* **SOURCE MATERIAL**

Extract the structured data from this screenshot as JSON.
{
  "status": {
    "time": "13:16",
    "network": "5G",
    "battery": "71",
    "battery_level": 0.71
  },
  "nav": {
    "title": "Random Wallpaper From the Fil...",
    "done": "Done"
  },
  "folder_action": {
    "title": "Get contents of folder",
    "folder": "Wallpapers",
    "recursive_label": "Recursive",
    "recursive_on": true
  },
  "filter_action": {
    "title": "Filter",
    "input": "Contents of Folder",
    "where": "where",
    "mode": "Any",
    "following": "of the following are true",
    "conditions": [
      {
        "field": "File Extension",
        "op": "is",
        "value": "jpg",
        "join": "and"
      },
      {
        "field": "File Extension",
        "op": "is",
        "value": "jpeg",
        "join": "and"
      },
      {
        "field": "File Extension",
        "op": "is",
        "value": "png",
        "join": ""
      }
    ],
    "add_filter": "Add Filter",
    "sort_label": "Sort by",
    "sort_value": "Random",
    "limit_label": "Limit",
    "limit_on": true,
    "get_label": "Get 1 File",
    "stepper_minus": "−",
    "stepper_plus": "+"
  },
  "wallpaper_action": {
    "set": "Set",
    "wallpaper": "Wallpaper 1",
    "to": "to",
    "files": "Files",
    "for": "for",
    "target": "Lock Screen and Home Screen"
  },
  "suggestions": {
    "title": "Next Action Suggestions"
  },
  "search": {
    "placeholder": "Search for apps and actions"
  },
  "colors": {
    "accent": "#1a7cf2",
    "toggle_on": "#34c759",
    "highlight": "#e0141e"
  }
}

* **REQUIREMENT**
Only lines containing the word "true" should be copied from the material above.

* **RESPONSE FOR THIS EXERCISE**
    "recursive_on": true
    "following": "of the following are true",
    "limit_on": true,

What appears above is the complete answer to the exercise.